I strongly advocate for a holistic approach to mental health with a variety of supports. An anxiety management plan is a cute idea. We have one for bushfires in fire danger areas in Australia, such as where I live. And it’s a great example of accepting the reality that something could happen, and having a plan for it. If anxiety is something you experience enough to be concerned about (or read an article), ask yourself, what am I going to do to feel more in control when I anxiety arises again? I encourage students in their approach to explore counselling or therapy. As well as looking at lifestyle, your work or commitments, your sleep, your diet, your relationships, and living situation, and how much time you spend in nature.
Which meditation should I try first?
Like anything, it should be intuitive to your own research, and attractive to you! But here are my top 3 suggestions:
- A learn to meditate course would be an ideal start, if you want to invest the money and commitment, ideally in person but online is great too, if its an interactive group course.
- Follow a step-by-step book or program. These are full of depth in information, very immersive, and generally quite supportive.
- Choose a teacher that is self-inquiry based and contemplative, non-devotional (if you can). The teachings have clear outcomes, and are realistic, heart-centred and non-egoic. Such as living peacefully with your community, creating more love and calm in your life. Outcomes that focus on deeper human purpose will give you the most benefit, as opposed to courses that leave you with the superficial benefits but none of the heart and soul.
The choice is yours and go with what attracts you. Be prepared to commit to one modality, let yourself be challenged, hone your intuition, and be open to trying a few before one fits.
I hope your journey in meditation is a revealing one, and that you learn more about yourself and the world around you, and you discover the space and stillness within you, and realise the lovability of all things and beings.
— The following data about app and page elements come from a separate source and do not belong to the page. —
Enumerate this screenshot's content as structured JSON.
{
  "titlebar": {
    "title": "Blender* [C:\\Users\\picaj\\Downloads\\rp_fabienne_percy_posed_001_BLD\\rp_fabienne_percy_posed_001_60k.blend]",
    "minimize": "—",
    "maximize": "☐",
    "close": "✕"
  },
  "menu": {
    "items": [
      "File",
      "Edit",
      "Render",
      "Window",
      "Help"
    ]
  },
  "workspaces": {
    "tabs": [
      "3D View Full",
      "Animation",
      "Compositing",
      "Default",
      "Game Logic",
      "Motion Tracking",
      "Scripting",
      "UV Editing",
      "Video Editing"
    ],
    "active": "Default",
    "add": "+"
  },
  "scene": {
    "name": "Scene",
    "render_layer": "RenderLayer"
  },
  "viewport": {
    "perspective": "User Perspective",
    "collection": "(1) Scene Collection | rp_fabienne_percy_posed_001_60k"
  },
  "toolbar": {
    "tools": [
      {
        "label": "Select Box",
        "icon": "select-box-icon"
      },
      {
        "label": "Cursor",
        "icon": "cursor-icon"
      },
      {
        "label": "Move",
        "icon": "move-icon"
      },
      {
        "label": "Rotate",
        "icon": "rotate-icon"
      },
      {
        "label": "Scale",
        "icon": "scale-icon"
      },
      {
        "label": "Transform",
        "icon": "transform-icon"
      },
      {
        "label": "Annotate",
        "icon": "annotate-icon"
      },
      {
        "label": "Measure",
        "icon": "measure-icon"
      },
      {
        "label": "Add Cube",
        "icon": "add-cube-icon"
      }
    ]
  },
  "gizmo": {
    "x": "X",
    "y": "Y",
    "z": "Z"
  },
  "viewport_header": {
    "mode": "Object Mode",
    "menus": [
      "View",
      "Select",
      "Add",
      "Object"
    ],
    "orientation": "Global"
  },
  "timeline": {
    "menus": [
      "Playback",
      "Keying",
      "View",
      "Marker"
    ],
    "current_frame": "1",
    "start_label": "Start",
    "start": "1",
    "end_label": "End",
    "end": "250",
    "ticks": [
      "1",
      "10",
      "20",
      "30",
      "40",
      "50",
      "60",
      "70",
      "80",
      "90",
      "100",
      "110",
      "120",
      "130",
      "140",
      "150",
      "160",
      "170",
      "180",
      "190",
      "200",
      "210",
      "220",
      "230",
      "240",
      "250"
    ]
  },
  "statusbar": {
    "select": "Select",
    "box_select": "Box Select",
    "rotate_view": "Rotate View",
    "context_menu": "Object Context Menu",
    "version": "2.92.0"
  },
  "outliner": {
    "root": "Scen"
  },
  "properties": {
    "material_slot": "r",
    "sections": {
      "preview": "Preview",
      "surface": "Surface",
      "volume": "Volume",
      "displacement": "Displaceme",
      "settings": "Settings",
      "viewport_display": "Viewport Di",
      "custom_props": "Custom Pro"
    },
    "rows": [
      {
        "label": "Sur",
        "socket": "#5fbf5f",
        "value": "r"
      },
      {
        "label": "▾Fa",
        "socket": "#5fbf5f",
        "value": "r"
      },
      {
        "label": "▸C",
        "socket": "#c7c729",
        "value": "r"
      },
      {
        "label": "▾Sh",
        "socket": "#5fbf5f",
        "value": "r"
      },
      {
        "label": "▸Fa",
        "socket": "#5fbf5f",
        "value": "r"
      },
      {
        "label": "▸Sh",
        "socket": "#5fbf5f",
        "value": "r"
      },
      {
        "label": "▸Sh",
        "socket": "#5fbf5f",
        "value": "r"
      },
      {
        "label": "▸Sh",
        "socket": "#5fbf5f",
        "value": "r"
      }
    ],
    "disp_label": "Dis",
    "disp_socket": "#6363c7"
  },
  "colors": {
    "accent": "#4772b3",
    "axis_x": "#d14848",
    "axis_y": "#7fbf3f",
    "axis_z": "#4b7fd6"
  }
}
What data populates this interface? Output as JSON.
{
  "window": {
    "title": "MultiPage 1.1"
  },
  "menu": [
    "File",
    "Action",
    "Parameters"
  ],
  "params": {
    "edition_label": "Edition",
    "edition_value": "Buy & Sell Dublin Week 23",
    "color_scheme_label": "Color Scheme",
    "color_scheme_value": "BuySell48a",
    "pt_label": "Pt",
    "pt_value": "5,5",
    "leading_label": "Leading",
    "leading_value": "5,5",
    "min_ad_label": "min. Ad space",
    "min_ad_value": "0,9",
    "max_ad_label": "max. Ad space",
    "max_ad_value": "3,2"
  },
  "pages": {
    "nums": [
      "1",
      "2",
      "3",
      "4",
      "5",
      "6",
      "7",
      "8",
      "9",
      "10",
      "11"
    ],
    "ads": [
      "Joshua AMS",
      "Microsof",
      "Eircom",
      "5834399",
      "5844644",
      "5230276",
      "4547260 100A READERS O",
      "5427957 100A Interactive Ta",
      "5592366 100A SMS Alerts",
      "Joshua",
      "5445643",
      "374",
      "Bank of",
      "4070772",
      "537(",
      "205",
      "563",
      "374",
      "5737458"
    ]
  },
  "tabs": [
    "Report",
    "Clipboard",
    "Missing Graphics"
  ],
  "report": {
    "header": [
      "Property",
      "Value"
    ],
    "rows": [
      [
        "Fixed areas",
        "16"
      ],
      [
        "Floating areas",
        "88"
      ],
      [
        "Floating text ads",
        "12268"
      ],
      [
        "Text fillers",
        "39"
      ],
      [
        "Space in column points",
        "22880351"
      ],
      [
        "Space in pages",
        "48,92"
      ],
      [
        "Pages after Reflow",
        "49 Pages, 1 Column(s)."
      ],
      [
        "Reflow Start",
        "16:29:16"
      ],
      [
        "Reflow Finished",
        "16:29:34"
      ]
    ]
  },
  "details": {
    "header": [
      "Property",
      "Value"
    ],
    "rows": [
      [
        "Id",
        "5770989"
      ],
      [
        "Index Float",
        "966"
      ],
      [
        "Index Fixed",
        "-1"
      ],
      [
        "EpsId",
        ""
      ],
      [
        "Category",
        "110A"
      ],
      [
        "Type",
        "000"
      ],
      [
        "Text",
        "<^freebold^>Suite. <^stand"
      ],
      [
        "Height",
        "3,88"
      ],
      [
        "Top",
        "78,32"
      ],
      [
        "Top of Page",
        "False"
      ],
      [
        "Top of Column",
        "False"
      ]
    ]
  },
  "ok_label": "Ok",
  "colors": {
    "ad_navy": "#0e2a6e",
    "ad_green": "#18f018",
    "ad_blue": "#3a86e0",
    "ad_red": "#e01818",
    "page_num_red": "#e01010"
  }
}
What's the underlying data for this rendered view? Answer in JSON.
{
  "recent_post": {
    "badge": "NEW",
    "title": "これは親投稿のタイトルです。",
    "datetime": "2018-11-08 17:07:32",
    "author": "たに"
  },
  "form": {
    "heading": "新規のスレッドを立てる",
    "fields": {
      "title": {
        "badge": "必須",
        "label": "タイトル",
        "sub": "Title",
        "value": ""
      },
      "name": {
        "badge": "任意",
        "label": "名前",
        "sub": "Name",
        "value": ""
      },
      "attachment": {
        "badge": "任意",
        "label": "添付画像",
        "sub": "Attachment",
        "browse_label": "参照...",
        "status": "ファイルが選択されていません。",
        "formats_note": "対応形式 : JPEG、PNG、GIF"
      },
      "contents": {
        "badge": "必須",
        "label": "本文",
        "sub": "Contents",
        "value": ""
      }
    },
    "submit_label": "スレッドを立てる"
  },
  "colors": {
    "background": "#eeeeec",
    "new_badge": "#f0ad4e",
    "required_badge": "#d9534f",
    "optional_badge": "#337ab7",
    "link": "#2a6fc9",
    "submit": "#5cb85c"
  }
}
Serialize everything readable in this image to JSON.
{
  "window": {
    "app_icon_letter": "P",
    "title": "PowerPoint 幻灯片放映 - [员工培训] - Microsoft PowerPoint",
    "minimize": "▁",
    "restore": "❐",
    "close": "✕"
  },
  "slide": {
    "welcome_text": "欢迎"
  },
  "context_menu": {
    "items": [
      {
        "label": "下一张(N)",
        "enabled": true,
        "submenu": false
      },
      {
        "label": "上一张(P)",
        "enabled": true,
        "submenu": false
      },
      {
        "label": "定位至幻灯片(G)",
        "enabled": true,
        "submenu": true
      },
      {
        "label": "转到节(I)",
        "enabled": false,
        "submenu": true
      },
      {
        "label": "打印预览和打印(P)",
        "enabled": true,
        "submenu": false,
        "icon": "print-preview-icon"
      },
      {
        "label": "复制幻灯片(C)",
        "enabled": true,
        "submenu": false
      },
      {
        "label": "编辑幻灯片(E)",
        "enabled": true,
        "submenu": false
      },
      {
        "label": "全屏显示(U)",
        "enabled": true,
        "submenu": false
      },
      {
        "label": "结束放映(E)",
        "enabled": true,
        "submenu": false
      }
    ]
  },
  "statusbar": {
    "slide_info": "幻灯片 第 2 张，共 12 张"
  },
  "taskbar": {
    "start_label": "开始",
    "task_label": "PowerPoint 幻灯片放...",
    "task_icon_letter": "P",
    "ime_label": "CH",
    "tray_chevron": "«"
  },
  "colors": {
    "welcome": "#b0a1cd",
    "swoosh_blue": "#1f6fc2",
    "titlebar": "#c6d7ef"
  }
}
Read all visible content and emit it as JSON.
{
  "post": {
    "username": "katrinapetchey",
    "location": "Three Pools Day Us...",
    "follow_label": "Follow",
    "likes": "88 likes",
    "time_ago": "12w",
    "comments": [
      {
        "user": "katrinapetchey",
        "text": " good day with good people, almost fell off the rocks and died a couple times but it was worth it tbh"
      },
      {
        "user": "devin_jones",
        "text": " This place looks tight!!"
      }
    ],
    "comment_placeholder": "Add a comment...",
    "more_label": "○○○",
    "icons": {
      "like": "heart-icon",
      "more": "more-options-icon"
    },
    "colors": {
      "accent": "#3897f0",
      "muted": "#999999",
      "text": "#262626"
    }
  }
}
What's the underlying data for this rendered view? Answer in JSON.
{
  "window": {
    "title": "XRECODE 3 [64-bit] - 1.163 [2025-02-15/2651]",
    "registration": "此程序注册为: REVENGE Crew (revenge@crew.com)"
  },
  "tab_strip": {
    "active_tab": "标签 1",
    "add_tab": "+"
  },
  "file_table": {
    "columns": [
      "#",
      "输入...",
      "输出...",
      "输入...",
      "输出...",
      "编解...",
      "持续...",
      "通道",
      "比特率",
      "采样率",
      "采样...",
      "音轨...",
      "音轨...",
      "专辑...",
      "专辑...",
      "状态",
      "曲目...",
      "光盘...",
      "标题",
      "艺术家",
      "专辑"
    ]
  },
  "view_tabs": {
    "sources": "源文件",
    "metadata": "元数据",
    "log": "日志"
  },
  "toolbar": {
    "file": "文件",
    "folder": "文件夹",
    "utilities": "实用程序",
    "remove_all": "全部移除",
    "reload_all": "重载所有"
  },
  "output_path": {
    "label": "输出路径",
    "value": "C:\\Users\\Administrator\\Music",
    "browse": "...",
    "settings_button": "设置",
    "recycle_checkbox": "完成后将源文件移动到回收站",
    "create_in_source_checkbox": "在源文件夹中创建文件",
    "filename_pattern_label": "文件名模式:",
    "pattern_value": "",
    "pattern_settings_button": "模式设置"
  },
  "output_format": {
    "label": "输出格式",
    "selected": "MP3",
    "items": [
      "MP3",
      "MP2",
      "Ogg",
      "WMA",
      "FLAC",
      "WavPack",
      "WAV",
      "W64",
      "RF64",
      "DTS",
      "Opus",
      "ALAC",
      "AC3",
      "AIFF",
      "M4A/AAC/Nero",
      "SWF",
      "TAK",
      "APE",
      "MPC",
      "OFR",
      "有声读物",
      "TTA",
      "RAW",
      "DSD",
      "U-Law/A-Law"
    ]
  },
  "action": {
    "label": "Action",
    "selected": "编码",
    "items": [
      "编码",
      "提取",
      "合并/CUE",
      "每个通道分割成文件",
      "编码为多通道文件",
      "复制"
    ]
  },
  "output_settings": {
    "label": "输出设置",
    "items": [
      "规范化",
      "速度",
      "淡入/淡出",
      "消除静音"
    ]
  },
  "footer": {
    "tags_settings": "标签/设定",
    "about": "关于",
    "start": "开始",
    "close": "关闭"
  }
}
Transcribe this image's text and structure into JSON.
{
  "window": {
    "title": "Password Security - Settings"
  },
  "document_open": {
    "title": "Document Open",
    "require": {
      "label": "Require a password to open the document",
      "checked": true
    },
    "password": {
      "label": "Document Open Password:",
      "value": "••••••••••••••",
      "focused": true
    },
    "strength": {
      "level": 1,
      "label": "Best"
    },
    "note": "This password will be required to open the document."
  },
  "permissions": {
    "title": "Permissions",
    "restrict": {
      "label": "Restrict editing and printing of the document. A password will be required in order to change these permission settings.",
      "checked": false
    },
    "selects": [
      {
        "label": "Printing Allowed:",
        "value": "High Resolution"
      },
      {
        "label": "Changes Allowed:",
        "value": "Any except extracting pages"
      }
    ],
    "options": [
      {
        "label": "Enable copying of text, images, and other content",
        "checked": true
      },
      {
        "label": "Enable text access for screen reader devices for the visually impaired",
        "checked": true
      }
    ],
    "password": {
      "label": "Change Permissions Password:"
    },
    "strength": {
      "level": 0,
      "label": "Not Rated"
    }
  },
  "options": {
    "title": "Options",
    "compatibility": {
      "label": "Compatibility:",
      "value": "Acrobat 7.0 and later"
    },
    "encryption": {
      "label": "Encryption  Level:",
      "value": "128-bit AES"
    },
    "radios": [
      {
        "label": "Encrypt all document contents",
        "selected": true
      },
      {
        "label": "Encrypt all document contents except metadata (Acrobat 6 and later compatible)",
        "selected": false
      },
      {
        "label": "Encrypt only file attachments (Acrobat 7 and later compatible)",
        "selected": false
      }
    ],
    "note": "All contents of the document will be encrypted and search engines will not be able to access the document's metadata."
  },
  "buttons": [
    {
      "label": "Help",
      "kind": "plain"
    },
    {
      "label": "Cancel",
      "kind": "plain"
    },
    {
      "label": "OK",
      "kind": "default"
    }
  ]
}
Most importantly, beginning to control what you do have control over, and develop understanding just one thing at a time. I think we can just begin by asking ourselves, is what I’m reaching for right now really what I need? A teacher I once knew said “do I really want the Ferrero Rocher? Or does it represent something else?”
Wishing you peace and mental strength on your path, and don’t forget to share this blog post if it helped you in any way or you know someone who would benefit from it!
(Photo by Mor Shani)